Andrew Moore delivers striking vistas of the near West and portraits of its stoic inhabitants in Dirt Meridian, one of our Best Fall Photobooks of 2015. In it, Moore surveys the regions along the longitudinal divide between the verdant East and the arid West, known as the 100th Meridian. The region was first documented by the War Department, back before the United States Geological Survey was created to map and report on the outlying regions of the young country.

Back then, Timothy O’Sullivan and other photographers well known to history, shot some of the first images ever made of what was then called the Great American Desert. George Wheeler, who headed one of the first official forays into the territory in the 19th century reported that “the probable future agricultural population of the areas surveyed…will be governed as much, if not more, by the permanent supply of water than by the acreage available.”

Then as now, the land surrounding the western edge of the 100th meridian is expansive, dry and largely empty. Agriculture, cattle herding, mining and oil industries are intertwined with the history of the West, though the fortunes from these enterprises are hard-won at best. The people of the 100th meridian trace their histories through their relationship with the land. Like the region itself, they are an austere and rugged bunch.

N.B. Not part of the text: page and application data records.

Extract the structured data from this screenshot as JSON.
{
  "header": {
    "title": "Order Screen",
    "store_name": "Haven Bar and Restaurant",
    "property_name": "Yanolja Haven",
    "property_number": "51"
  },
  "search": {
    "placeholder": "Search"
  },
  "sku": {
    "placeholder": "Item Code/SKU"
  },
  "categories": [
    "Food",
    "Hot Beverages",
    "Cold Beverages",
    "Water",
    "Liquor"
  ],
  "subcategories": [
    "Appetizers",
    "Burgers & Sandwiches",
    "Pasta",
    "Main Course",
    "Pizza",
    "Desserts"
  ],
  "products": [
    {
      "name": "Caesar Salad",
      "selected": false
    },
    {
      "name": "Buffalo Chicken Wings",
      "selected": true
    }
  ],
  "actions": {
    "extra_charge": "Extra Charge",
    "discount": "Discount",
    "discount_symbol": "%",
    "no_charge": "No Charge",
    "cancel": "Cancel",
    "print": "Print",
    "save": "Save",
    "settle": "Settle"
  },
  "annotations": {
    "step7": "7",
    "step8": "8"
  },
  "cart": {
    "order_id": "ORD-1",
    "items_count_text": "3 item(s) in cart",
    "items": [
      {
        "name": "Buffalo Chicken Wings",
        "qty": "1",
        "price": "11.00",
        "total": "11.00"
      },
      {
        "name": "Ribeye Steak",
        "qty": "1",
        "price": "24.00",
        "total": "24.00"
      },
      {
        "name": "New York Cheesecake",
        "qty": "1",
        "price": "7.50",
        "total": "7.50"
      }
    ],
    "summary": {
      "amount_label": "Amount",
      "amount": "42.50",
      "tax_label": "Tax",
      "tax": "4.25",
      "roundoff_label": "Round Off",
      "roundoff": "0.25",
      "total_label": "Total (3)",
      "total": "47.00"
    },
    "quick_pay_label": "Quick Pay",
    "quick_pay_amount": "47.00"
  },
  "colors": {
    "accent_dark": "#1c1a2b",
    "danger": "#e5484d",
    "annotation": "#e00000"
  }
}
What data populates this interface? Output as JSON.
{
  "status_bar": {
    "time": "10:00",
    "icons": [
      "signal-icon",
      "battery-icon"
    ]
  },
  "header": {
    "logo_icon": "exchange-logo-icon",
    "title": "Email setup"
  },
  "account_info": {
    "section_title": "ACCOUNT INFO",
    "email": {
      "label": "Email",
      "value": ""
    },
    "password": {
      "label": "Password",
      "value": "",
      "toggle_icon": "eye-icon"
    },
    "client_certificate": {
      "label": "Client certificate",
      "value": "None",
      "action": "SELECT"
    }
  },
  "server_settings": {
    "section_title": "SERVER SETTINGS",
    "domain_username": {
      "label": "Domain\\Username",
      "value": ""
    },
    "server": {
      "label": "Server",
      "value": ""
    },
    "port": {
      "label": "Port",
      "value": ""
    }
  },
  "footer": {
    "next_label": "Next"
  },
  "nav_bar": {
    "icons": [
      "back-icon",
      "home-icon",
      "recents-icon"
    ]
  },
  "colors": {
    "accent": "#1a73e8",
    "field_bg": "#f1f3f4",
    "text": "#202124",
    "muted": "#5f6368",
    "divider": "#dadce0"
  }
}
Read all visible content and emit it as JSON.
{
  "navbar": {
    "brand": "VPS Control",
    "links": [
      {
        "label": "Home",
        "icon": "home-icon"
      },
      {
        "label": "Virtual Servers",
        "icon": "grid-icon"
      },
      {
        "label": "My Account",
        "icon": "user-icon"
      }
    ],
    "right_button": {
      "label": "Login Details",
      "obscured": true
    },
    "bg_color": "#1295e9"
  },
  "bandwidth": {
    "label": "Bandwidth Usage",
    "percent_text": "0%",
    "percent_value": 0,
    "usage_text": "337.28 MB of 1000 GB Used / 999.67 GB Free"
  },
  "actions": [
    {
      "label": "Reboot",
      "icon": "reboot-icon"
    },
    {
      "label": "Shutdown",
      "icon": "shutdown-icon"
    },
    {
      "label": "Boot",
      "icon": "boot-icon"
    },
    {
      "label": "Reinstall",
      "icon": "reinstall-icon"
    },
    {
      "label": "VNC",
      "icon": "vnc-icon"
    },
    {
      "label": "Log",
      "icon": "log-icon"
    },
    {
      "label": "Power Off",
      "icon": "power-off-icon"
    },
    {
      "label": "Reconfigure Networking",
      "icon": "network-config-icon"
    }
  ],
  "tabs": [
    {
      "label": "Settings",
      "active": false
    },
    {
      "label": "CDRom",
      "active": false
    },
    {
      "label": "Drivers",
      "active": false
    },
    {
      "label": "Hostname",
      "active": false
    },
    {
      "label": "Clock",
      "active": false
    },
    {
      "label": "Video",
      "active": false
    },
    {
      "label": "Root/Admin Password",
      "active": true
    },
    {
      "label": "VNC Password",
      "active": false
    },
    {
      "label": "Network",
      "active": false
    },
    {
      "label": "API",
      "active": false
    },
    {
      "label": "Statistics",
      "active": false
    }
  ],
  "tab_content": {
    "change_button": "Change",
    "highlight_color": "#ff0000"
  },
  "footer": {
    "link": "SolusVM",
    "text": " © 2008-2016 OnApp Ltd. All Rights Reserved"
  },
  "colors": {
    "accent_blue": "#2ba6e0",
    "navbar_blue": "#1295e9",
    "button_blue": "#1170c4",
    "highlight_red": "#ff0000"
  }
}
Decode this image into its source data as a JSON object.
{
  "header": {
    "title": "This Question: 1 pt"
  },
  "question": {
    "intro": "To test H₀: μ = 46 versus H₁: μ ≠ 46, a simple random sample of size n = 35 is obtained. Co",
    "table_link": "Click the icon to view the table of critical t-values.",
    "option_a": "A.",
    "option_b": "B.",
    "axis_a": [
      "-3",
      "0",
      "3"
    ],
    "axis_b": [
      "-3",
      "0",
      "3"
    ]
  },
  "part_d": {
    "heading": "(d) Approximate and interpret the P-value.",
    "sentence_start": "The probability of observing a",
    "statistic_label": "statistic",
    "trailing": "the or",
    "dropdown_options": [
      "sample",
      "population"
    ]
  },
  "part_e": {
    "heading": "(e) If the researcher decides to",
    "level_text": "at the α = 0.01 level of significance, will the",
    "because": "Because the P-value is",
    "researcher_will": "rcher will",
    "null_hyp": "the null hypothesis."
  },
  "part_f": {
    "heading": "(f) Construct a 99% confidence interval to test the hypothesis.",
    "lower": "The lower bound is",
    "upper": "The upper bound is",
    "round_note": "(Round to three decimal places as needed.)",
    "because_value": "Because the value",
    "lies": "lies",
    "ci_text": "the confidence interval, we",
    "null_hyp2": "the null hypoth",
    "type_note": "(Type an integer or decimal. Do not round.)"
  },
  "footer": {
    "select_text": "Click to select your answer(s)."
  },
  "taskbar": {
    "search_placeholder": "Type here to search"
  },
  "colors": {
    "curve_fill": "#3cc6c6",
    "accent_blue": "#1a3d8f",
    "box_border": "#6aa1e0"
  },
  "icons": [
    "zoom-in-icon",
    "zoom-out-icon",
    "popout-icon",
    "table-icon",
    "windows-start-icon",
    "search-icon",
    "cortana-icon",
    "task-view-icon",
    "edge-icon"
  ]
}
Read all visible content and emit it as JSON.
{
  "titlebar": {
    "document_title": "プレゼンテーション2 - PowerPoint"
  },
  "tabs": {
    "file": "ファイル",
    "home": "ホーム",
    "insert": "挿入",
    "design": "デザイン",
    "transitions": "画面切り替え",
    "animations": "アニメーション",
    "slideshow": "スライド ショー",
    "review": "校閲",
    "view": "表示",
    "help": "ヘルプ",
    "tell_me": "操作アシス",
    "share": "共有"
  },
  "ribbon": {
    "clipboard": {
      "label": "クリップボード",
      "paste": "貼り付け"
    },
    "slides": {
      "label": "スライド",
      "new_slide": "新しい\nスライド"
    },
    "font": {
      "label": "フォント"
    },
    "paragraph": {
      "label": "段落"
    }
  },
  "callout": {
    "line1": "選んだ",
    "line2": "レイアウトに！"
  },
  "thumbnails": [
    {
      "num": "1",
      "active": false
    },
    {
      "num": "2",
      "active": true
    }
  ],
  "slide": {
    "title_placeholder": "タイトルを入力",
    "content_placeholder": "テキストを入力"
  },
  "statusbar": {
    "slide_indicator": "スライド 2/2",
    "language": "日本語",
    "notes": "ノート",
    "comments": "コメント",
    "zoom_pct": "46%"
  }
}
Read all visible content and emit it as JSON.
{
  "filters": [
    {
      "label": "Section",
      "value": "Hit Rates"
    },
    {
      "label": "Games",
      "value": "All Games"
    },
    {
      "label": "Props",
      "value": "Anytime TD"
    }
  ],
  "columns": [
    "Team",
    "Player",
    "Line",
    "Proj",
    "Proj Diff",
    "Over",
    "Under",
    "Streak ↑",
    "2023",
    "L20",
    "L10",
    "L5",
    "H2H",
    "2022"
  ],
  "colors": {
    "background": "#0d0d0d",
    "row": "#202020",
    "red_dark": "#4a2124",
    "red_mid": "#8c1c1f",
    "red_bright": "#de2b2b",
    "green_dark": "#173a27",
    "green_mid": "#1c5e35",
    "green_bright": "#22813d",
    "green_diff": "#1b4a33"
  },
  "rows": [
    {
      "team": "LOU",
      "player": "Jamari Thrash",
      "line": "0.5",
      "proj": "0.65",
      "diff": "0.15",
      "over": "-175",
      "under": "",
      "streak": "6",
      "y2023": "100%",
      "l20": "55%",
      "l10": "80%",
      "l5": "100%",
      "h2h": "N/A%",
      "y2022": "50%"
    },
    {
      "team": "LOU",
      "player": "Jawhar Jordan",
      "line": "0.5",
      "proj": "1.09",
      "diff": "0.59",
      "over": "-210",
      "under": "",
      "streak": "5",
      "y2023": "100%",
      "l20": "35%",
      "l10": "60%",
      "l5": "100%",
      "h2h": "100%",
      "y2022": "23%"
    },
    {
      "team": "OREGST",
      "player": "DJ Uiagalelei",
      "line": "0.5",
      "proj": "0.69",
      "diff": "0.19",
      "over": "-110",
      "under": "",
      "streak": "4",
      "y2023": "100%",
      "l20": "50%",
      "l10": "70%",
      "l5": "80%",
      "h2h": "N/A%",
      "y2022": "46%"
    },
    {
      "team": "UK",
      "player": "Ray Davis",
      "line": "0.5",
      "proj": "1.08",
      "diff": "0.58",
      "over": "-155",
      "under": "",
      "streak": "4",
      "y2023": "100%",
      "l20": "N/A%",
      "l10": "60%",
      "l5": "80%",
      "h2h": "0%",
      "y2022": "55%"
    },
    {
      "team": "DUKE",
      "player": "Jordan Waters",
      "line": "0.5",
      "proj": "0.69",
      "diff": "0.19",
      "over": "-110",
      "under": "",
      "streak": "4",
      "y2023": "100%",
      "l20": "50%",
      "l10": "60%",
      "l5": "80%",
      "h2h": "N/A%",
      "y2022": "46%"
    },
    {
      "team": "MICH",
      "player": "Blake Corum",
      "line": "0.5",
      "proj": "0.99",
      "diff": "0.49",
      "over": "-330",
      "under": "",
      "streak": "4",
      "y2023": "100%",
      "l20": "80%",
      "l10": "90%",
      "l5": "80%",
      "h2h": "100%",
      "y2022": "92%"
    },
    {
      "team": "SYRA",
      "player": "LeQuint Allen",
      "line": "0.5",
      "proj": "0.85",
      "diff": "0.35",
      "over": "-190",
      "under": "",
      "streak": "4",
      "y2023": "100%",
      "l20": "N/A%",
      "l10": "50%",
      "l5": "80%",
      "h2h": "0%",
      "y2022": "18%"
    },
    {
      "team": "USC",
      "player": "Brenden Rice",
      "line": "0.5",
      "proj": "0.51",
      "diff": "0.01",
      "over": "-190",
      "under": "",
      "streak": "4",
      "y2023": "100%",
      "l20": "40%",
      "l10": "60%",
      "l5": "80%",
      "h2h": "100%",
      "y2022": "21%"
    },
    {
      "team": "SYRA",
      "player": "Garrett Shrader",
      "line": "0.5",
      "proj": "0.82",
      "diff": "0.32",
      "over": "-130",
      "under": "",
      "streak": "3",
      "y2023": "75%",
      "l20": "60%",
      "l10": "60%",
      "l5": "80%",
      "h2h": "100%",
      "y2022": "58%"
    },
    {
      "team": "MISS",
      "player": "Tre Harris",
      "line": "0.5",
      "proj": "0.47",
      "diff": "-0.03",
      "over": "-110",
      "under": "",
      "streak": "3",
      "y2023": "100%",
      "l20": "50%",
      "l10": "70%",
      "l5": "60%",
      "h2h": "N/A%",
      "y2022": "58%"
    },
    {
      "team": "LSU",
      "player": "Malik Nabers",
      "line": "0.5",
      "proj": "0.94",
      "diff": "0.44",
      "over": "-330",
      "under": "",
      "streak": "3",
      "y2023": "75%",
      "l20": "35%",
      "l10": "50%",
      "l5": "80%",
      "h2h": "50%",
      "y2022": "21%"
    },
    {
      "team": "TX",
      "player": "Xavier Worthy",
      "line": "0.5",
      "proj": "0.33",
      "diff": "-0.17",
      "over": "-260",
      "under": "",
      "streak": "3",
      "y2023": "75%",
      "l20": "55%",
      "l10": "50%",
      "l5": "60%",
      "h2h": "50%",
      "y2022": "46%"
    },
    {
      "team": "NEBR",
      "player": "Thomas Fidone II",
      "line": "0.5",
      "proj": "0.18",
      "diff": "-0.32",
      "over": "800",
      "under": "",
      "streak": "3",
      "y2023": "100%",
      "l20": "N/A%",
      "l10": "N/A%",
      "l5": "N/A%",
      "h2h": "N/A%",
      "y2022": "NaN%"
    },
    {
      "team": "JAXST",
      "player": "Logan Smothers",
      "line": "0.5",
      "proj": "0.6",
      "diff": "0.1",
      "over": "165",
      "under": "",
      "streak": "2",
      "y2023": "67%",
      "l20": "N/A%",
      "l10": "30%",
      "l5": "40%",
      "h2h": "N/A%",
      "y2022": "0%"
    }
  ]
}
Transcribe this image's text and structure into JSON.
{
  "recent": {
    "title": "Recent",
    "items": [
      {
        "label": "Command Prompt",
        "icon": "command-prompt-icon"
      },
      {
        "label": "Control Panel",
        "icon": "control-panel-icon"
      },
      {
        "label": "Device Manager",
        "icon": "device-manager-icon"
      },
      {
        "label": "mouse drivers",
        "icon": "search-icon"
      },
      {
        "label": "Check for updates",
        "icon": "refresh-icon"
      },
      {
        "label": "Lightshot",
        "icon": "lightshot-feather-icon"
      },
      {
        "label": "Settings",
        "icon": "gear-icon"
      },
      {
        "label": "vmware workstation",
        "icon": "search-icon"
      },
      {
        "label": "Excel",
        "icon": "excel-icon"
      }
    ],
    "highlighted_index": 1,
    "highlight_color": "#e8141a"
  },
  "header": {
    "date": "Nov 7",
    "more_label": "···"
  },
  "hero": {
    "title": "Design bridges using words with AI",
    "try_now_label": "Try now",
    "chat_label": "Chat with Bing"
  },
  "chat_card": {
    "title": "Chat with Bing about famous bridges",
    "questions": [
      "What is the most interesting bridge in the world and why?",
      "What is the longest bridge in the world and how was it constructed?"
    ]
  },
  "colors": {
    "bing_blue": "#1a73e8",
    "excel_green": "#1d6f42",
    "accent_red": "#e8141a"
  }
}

Andrew Moore’s intimate portraits bring us into the homes of families and wizened ranchers whose descendants settled the high plains generations ago. One, “Uncle Teed” as he is referred to in the book, spent all but two of his more than 90 years within the boundaries of his family property in Nebraska. Also pictured are the Budds, a family of five who trace their ranching roots in Nebraska back several generations. Of their three daughters, their eldest Jordan, photographed by Moore in hunter’s camouflage, was trusted to sell the family’s herd of bulls at auction at the tender age of 13. A 2013 The New York Times Magazine article detailing the lives of Moore’s subjects accompanies the photographs in the book.

One of the joys of Dirt Meridian is how the book pairs these portraits with Moore’s dramatic images of the Western landscape. To achieve the bird’s-eye perspective that makes these photos so captivating, he worked with a Cesna pilot he befriended to fly him around. Moore mounted a PhaseOne high-resolution digital medium format camera underneath the plane’s wing with a robotic gimbal. Tethering the camera to a laptop inside the Cesna, Moore was able to compose and take photos from his computer as the pilot flew them low over the landscape. His images record seemingly endless fences, rolling low hills, derelict homesteads, solitary windmills and newly-built tract houses for oil workers.

Moore’s landscapes tell a story that is both timeless and relevant. The economic impact of energy exploration in the area has never been stable. Recent population booms in the oil shale fields of North Dakota recall Colorado’s gold rush, the legacy of which made headlines some weeks ago when waste water from an abandoned mine burst into a local river, polluting it with lead and cadmium. Exploration and extraction of petroleum resources of the type the Dakotas have seen recently can lead to rising land prices. Increasing property values put an even greater burden on old ranching families who see fewer and fewer returns from their efforts. Moore’s signature attention to dereliction is used in great effect in this book to underline the precarious livelihoods of those who have eked out a life in the hardscrabble expanse along the 100th meridian.

Andrew Moore speaks about Dirt Meridian on Tuesday, October 6th at the Penumbra Foundation in New York City.